Ecuador Protests Disrupt Compassion International Outreach Programs

Soldiers walk near burning barricades during protests against austerity measures of Ecuador’s President Lenin Moreno’s government, in Duran, Ecuador October 7, 2019. REUTERS/Santiago Arcos

As described here, Ecuador protests indicate yet another South American nation is starting to unravel. Ecuador’s president declared a state of emergency, then moved the capital last week from Quito to a coastal city amid escalating demonstrations.

Sixto Gamboa oversees Compassion International’s work in Ecuador. He says protests are affecting their programs nationwide. “Since we’re in different places in the country, we have to depend on regular transportation,” Gamboa says.

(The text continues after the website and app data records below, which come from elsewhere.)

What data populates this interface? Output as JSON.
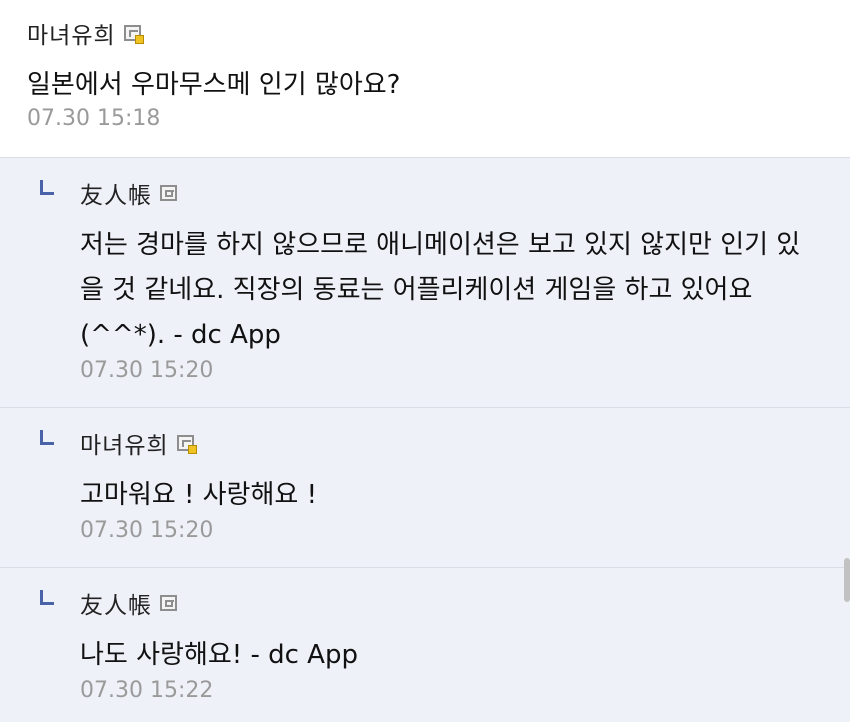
{
  "comments": [
    {
      "author": "마녀유희",
      "badge_icon": "gallery-user-gold-icon",
      "text": "일본에서 우마무스메 인기 많아요?",
      "time": "07.30 15:18"
    },
    {
      "author": "友人帳",
      "badge_icon": "gallery-user-silver-icon",
      "text": "저는 경마를 하지 않으므로 애니메이션은 보고 있지 않지만 인기 있을 것 같네요. 직장의 동료는 어플리케이션 게임을 하고 있어요(^^*). - dc App",
      "time": "07.30 15:20"
    },
    {
      "author": "마녀유희",
      "badge_icon": "gallery-user-gold-icon",
      "text": "고마워요 ! 사랑해요 !",
      "time": "07.30 15:20"
    },
    {
      "author": "友人帳",
      "badge_icon": "gallery-user-silver-icon",
      "text": "나도 사랑해요! - dc App",
      "time": "07.30 15:22"
    }
  ],
  "colors": {
    "reply_background": "#eef1f8",
    "reply_marker": "#4a62a8",
    "timestamp": "#9a9a9a"
  }
}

“During the whole week, [there] has been no transportation. So, no transportation [means] no way to take things into the community, or get things out of the community.”

Help children escape Ecuador’s poverty through Compassion International.

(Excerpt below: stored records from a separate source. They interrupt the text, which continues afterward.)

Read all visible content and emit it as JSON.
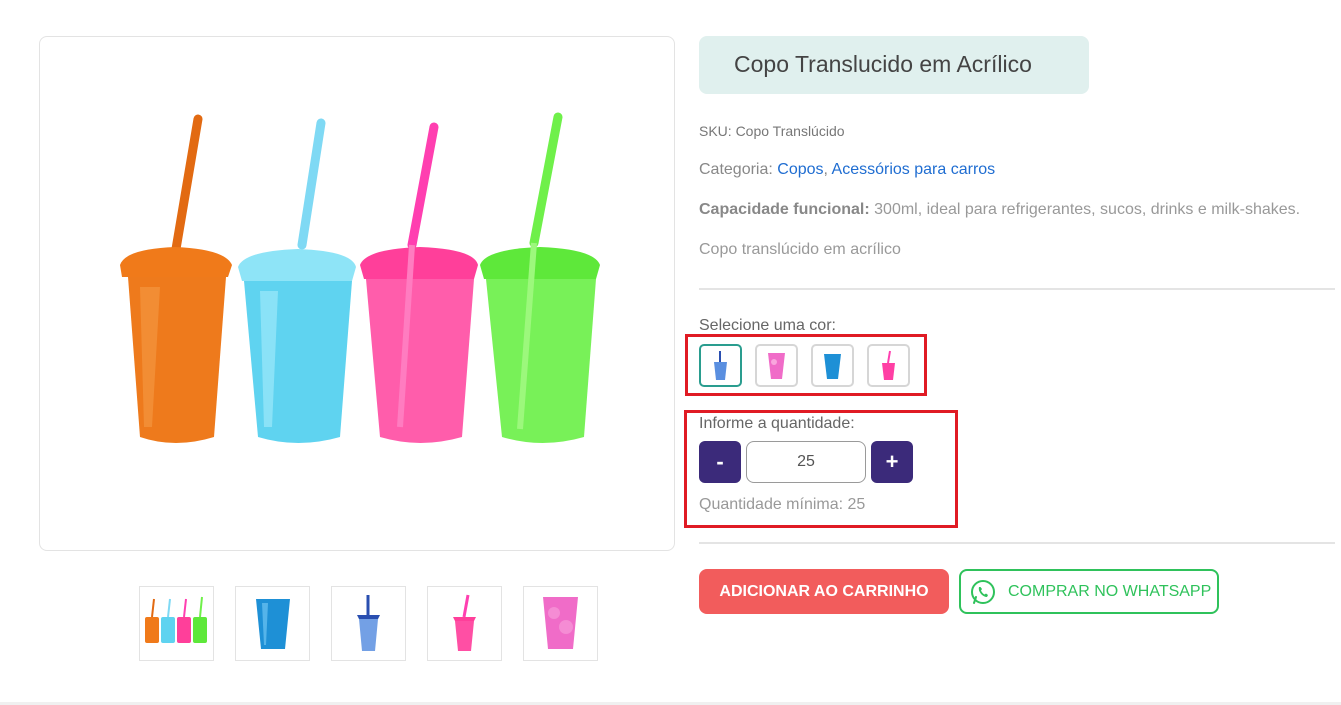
{
  "product": {
    "title": "Copo Translucido em Acrílico",
    "sku": "SKU: Copo Translúcido",
    "category_label": "Categoria:",
    "categories": [
      "Copos",
      "Acessórios para carros"
    ],
    "category_separator": ",",
    "capacity_label": "Capacidade funcional:",
    "capacity_text": "300ml, ideal para refrigerantes, sucos, drinks e milk-shakes.",
    "description": "Copo translúcido em acrílico"
  },
  "color_select": {
    "label": "Selecione uma cor:",
    "options": [
      {
        "icon": "blue-cup-with-straw-icon",
        "color": "#3a6fc4",
        "selected": true
      },
      {
        "icon": "pink-cup-icon",
        "color": "#f06cc8",
        "selected": false
      },
      {
        "icon": "blue-cup-icon",
        "color": "#1e90d6",
        "selected": false
      },
      {
        "icon": "pink-cup-with-straw-icon",
        "color": "#ff3fa4",
        "selected": false
      }
    ]
  },
  "quantity": {
    "label": "Informe a quantidade:",
    "minus": "-",
    "plus": "+",
    "value": "25",
    "minimum_text": "Quantidade mínima: 25"
  },
  "actions": {
    "add_to_cart": "ADICIONAR AO CARRINHO",
    "whatsapp": "COMPRAR NO WHATSAPP"
  },
  "colors": {
    "orange": "#f07a1a",
    "cyan": "#5fd3f0",
    "pink": "#ff3f9a",
    "green": "#5ee83a",
    "accent_purple": "#3b2a7a",
    "cart_red": "#f25c5c",
    "whatsapp_green": "#2fc25b",
    "highlight_red": "#e01b24"
  },
  "thumbnails": [
    {
      "icon": "four-cups-thumbnail-icon"
    },
    {
      "icon": "blue-cup-thumbnail-icon"
    },
    {
      "icon": "blue-cup-straw-thumbnail-icon"
    },
    {
      "icon": "pink-cup-straw-thumbnail-icon"
    },
    {
      "icon": "pink-cup-thumbnail-icon"
    }
  ]
}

Price spike triggers Ecuador protests

Union workers began protesting on October 3 after President Lenín Moreno removed fuel subsidies in exchange for help from the International Monetary Fund, the Associated Press reports.

According to DW, the decision increased fuel prices by 120%. Nearly one-quarter of Ecuador’s population exists on less than $5.50 USD each day, making a spike of this size difficult to manage.  Most people simply want the government “to go back to where we were” before the October 3 decision, Gamboa says.

However, Moreno refuses to budge, which filled last week with tension.

On Tuesday, Moreno imposed a nightly curfew after protestors clashed with security forces inside a parliamentary building. The following day, thousands gathered in the streets of Quito for anti-government rallies. Some protestors kidnapped police officers but then released them the next morning. Hundreds of indigenous people from the Amazon reportedly joined demonstrations in Quito on Friday.

Gamboa prays for peace as a new week begins, and he remains optimistic. “Things may get better… we may be able to move and go with our personnel or the church team to the communities,” he says.

Click here to read more.

SOURCE: Mission Network News, Katey Hearth